(Excerpts from an interface dataset)

=====

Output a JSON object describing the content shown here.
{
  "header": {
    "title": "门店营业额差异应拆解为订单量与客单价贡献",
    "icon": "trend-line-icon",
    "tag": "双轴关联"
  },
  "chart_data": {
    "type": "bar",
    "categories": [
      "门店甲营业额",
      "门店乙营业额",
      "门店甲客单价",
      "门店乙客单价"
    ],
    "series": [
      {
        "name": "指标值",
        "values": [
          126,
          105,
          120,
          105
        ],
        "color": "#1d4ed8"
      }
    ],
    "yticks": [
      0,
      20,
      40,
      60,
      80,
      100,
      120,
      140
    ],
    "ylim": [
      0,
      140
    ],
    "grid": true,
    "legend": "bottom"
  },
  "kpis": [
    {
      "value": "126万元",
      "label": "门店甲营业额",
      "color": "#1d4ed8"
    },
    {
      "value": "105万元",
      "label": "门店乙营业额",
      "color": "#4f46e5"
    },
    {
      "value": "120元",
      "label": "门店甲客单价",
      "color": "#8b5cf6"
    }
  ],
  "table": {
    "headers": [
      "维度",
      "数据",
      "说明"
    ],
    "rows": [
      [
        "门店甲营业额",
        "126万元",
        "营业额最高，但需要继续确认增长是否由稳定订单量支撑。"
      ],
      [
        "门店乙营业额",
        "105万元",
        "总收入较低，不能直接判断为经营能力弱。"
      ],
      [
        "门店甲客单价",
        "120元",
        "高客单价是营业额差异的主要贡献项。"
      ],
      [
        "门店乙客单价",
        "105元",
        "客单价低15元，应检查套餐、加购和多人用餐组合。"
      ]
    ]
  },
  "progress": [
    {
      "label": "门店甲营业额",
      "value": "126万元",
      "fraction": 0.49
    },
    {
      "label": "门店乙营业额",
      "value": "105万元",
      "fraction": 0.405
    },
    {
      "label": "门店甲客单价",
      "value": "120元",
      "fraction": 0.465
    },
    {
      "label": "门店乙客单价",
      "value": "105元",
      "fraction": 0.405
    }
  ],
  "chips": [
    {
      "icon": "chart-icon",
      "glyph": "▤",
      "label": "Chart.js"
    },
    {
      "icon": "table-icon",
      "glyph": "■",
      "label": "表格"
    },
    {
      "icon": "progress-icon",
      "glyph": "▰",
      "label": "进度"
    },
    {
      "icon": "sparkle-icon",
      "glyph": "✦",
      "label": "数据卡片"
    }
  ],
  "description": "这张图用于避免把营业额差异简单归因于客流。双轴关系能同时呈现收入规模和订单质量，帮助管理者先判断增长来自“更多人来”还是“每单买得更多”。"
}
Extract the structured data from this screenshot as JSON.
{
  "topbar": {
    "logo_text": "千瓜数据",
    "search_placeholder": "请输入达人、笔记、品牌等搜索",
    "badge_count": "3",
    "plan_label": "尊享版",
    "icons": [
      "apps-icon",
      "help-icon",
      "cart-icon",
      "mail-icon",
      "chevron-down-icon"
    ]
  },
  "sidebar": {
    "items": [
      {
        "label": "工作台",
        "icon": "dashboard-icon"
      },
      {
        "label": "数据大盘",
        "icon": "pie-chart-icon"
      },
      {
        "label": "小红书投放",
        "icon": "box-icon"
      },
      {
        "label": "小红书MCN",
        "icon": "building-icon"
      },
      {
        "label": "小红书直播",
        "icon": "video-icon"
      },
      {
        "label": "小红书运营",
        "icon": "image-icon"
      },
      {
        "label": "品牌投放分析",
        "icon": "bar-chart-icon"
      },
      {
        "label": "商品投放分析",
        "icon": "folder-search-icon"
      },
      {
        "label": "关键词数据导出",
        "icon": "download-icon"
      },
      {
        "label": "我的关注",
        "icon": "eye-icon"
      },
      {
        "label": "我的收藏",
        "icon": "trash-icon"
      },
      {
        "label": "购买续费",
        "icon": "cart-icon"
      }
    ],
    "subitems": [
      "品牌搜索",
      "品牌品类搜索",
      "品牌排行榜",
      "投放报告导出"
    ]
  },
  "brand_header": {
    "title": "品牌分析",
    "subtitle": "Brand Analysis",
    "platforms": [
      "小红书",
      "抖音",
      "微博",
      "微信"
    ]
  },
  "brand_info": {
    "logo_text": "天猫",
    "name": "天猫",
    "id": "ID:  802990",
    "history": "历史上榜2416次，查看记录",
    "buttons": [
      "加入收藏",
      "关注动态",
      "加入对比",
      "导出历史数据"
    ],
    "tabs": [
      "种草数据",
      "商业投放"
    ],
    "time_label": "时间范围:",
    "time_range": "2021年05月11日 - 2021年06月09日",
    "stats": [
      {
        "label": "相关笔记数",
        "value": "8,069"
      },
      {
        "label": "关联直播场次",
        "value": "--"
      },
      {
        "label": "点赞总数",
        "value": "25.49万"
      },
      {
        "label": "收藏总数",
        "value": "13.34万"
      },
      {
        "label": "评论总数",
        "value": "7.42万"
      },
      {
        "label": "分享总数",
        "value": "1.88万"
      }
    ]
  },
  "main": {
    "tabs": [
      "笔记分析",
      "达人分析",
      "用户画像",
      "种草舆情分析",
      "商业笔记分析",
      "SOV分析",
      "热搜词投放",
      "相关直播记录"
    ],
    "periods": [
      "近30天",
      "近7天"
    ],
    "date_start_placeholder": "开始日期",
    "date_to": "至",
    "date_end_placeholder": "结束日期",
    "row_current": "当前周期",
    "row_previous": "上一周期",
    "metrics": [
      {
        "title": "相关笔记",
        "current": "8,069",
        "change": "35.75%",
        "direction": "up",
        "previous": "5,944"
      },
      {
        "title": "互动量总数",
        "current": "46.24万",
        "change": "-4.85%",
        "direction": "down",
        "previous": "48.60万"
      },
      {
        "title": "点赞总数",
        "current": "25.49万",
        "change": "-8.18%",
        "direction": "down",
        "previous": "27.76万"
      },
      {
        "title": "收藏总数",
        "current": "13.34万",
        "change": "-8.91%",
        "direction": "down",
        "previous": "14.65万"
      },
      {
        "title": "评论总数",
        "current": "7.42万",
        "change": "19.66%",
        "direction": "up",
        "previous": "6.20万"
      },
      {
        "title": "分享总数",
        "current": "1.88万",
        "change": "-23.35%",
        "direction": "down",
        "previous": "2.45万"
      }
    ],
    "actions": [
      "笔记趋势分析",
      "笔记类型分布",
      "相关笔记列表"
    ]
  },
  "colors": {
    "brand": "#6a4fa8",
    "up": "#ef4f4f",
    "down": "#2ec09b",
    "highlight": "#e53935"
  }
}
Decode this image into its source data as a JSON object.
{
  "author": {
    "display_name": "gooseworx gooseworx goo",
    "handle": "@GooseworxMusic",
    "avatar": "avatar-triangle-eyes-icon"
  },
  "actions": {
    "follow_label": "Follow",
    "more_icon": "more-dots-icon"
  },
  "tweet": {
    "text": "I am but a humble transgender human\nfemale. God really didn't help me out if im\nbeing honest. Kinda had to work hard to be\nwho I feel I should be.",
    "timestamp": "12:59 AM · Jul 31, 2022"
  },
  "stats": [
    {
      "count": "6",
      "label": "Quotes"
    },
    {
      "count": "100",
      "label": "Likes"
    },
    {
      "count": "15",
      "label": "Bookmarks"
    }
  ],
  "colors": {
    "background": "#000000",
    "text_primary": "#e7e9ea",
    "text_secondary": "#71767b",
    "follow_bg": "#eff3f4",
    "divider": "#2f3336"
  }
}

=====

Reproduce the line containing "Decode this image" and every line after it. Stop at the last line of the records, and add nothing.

Decode this image into its source data as a JSON object.
{
  "author": {
    "display_name": "gooseworx gooseworx goo",
    "handle": "@GooseworxMusic",
    "avatar": "avatar-triangle-eyes-icon"
  },
  "actions": {
    "follow_label": "Follow",
    "more_icon": "more-dots-icon"
  },
  "tweet": {
    "text": "I am but a humble transgender human\nfemale. God really didn't help me out if im\nbeing honest. Kinda had to work hard to be\nwho I feel I should be.",
    "timestamp": "12:59 AM · Jul 31, 2022"
  },
  "stats": [
    {
      "count": "6",
      "label": "Quotes"
    },
    {
      "count": "100",
      "label": "Likes"
    },
    {
      "count": "15",
      "label": "Bookmarks"
    }
  ],
  "colors": {
    "background": "#000000",
    "text_primary": "#e7e9ea",
    "text_secondary": "#71767b",
    "follow_bg": "#eff3f4",
    "divider": "#2f3336"
  }
}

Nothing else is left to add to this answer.